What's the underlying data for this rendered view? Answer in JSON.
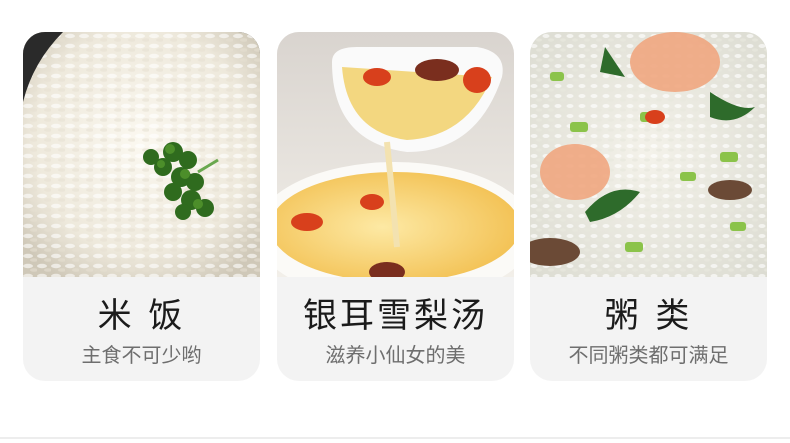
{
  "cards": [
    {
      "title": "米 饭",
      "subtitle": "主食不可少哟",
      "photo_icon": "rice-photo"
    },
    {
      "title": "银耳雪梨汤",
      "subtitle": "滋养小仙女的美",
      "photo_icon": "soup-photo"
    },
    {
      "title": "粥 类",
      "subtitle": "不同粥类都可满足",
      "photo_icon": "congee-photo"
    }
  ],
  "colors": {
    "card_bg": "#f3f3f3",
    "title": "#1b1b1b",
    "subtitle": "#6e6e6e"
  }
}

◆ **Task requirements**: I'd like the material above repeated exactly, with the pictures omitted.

◆ **Response below**:
What's the underlying data for this rendered view? Answer in JSON.
{
  "cards": [
    {
      "title": "米 饭",
      "subtitle": "主食不可少哟",
      "photo_icon": "rice-photo"
    },
    {
      "title": "银耳雪梨汤",
      "subtitle": "滋养小仙女的美",
      "photo_icon": "soup-photo"
    },
    {
      "title": "粥 类",
      "subtitle": "不同粥类都可满足",
      "photo_icon": "congee-photo"
    }
  ],
  "colors": {
    "card_bg": "#f3f3f3",
    "title": "#1b1b1b",
    "subtitle": "#6e6e6e"
  }
}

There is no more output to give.